That was many moons ago, but certain faces etch themselves into the memory. They live in the shadow of your afterthoughts, surfacing in the solitary intervals. You look through the distance and wonder. It seemed no great surprise to see her again this morning, huddling underneath a shelter with her walker. Today she was about half the weight she was when I'd seen her last, but her face was still instantly recognizable. She knew who I was at once. We were outside Central Base, and another driver, D--, was keeping her company. D-- is awesome, and had just finished up her shift on the 358, in which our friend, on D--'s bus, had fallen asleep; now D-- was waiting with her for a returning bus, to make sure she got back to where she needed to go.
Our friend, whose name I don't know (henceforth called Barbara Jo Ann), was lamenting the fact that she'd fell asleep for two full 358 trips. I can't believe it, she moaned.
You musta needed that rest, I say. And you, D--, you must be smooooth on those brakes.
"My friend once woke up and he was locked inside the bus on the yard in the middle of the night," says Barbara Jo Ann, laughing.
I express surprise, and D-- tells how she's had that happen on her own bus three times in her career.
Me: What did you do?
"Shoot, I just gave 'em a ride home in my car."
"Tha's kinda crazy," says Barbara Jo Ann. "Actually, that sounds kinda dangerous..."
"Oh, I don't really care," says D--, a squat, unassuming woman in her sixties. "If it's my time to go, it's my time to go, and there's nothing I can do about it. So, you know. Whatever!"
Cracking a smile at us both, a genuine one, the bells on her santa hat tingling softly.
I say it again- wow!- and marveled at her freedom. The implication is more than simply not being afraid of the unknown, but of also having squared everything away, as it were. One must possess a certain awareness of self and satisfaction with one's life and actions to find such a headspace.
Whenever I'm standing around outside Atlantic/Central Base, I always get caught up in conversations with other drivers. Here comes Kirk. Here's Mike and Whats'-His-Name, with the hair and stubble. We all pile onto the 41, us drivers and Barbara Jo Ann, and I chat happily with Kirk for a bit, but who I really want to talk to today is Barbara. Who knows when I'll see her again.
Whats-His-Name, a grizzled old timer, is somewhat nonplussed as I move over to sit next to Barbara Jo and catch up. We make an odd pair, older black woman in a bandanna and hoodie, clutching her collapsed walker and wiping tears from her moist eyes, and me, with my crisp uniform, dirty driving hands, and bright demeanor.
We find a way to see the sunny side of the fact that all her clothes were stolen this morning, and that she missed her appointment up at THS. Mainly, I'm just thrilled that she's alive. Based on how she looked those months ago, I didn't have high hopes. And yet here she is, in dramatically better shape, somehow hanging on, exuding just enough strength to keep going, wandering forth on this path through life, this path we presume to know something about.
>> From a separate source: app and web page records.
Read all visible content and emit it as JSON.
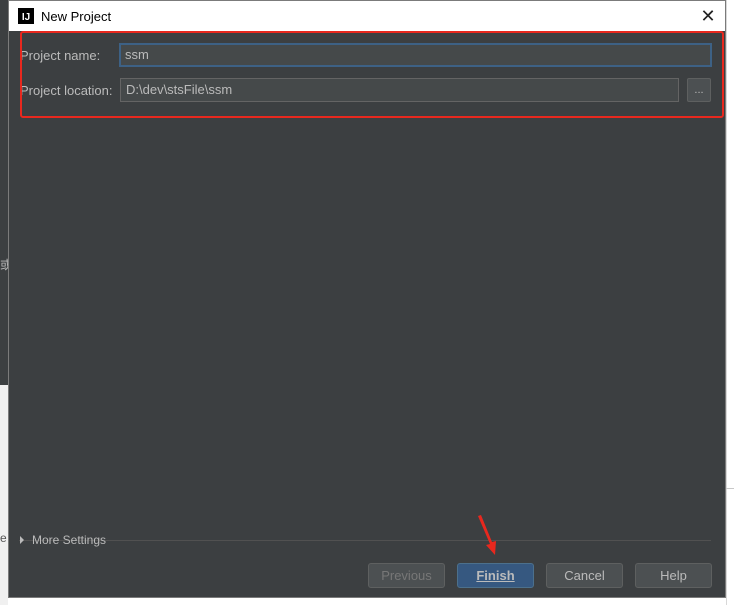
{
  "dialog": {
    "title": "New Project"
  },
  "form": {
    "name_label": "Project name:",
    "name_value": "ssm",
    "location_label": "Project location:",
    "location_value": "D:\\dev\\stsFile\\ssm",
    "browse_label": "..."
  },
  "more_settings": {
    "label": "More Settings"
  },
  "buttons": {
    "previous": "Previous",
    "finish": "Finish",
    "cancel": "Cancel",
    "help": "Help"
  },
  "background": {
    "glyph_1": "或",
    "glyph_2": "e"
  },
  "colors": {
    "dialog_bg": "#3c3f41",
    "highlight": "#e8281e",
    "finish_bg": "#365880"
  }
}
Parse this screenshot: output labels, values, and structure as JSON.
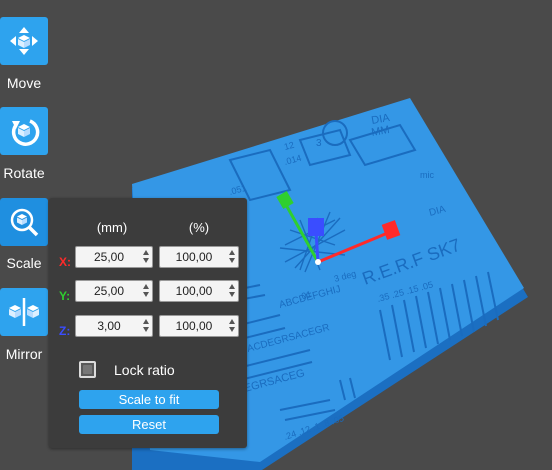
{
  "toolbar": {
    "move_label": "Move",
    "rotate_label": "Rotate",
    "scale_label": "Scale",
    "mirror_label": "Mirror"
  },
  "scale_panel": {
    "col_mm": "(mm)",
    "col_pct": "(%)",
    "rows": [
      {
        "axis": "X:",
        "color": "#ff2a2a",
        "mm": "25,00",
        "pct": "100,00"
      },
      {
        "axis": "Y:",
        "color": "#2fcf2f",
        "mm": "25,00",
        "pct": "100,00"
      },
      {
        "axis": "Z:",
        "color": "#3a4dff",
        "mm": "3,00",
        "pct": "100,00"
      }
    ],
    "lock_ratio_label": "Lock ratio",
    "lock_ratio_checked": false,
    "scale_to_fit_label": "Scale to fit",
    "reset_label": "Reset"
  },
  "model": {
    "text_ref": "R.E.R.F SK7",
    "text_dia": "DIA",
    "text_mm": "MM",
    "text_mic": "mic",
    "text_dia2": "DIA",
    "text_deg": "3 deg",
    "text_letters": "ABCDEFGHIJ",
    "text_letters2": "ACDEGRSACEGR",
    "text_letters3": "EGRSACEG",
    "text_nums": ".35 .25 .15 .05",
    "text_nums2": ".24 .12 .1 .8 .05",
    "text_top": "12",
    "text_3": "3",
    "text_014": ".014",
    "text_051": ".051",
    "text_01": ".01"
  },
  "colors": {
    "background": "#4a4a4a",
    "model": "#3497e6",
    "accent": "#2ea3ee",
    "panel": "#3c3c3c"
  }
}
Someone once asked Michael Caine if he believed in God. He answered that anyone in his position would, because the odds of his life turning out the way it did are, in his words, "kind of minimal." With the success- in many senses of the word- that he's experienced, of course he does, he said. But what's really impressive is when someone is able to comprehend a just universe- whether that means theistic or godless- when they've been dragged through the ringer.
When Barbara is sitting next to me, and telling me that she "be keeping up the attitude just because it make sense," staying mentally strong through unimaginable hardship, seeing each new day as an opportunity to surpass the previous one, significantly or incrementally...
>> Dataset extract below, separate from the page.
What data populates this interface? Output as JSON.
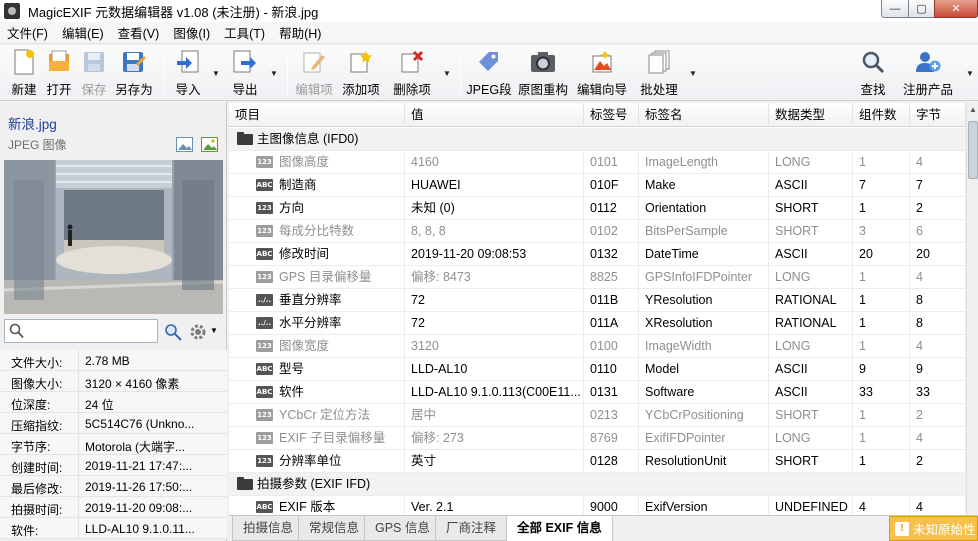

Let us not pigeonhole this great way by calling it faith or religion or lifestyle or attitude.
How does the human soul possess the ability to continue, in light of what it is subjected to? How is it that we, the great collective human organism, find ways to grow ever onward, searching and not finding, but somehow compelled to keep believing in ourselves, believing in the world, grudgingly, haltingly, or ebulliently? How can we have the nerve- the gall- to get up again after being beaten down? The answers we come up with for this subtle and far-reaching mystery are simplistic, only partly true, or reductive. There is simply the fact that we do. And this is good.